-- Data records --
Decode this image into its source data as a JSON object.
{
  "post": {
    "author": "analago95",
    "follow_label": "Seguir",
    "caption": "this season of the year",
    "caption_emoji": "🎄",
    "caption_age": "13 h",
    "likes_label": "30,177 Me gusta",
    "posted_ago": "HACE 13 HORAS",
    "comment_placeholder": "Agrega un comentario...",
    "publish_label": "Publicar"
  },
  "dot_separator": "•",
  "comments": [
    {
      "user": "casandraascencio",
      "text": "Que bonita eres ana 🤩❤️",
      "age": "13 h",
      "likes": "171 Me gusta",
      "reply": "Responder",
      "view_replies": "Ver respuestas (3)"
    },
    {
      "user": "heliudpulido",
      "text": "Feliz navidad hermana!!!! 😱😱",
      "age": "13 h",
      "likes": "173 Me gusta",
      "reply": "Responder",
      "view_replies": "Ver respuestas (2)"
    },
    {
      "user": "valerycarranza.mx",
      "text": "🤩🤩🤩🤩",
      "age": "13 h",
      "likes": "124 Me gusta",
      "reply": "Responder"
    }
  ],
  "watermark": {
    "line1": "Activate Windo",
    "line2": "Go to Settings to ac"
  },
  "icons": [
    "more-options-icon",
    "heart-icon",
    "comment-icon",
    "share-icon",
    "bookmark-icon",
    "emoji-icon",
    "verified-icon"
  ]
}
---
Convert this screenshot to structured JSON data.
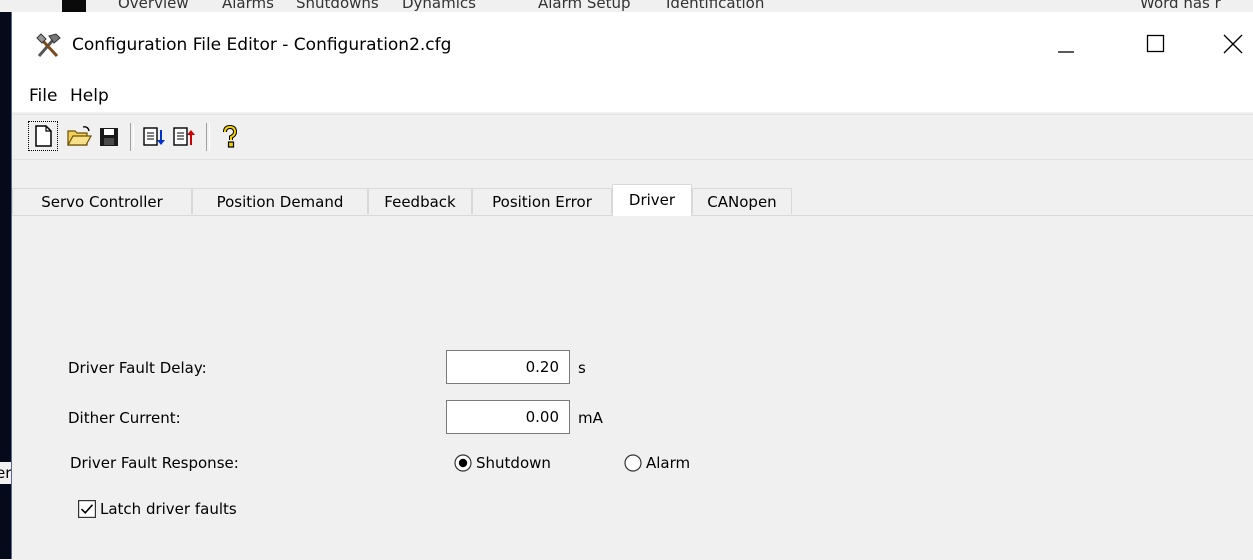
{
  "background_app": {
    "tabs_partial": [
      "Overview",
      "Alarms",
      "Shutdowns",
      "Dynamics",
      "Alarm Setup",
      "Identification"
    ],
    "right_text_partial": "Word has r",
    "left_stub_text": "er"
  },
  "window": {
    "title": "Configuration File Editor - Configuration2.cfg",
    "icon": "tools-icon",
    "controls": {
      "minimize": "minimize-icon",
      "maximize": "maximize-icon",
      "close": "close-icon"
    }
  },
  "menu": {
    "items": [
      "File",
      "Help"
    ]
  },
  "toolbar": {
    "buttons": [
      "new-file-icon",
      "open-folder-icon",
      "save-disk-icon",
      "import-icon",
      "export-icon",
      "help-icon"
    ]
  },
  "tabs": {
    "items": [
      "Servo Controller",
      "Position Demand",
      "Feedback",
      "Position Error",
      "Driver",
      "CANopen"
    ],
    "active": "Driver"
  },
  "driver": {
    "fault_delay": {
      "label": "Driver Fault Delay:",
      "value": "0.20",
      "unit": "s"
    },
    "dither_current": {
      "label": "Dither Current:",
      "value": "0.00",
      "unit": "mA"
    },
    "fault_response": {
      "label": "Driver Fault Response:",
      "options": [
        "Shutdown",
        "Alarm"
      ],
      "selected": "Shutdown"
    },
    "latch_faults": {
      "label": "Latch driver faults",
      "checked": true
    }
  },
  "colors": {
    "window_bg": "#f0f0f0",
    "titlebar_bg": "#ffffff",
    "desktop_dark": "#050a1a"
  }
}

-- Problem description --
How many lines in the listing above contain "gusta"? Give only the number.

-- Written solution --
4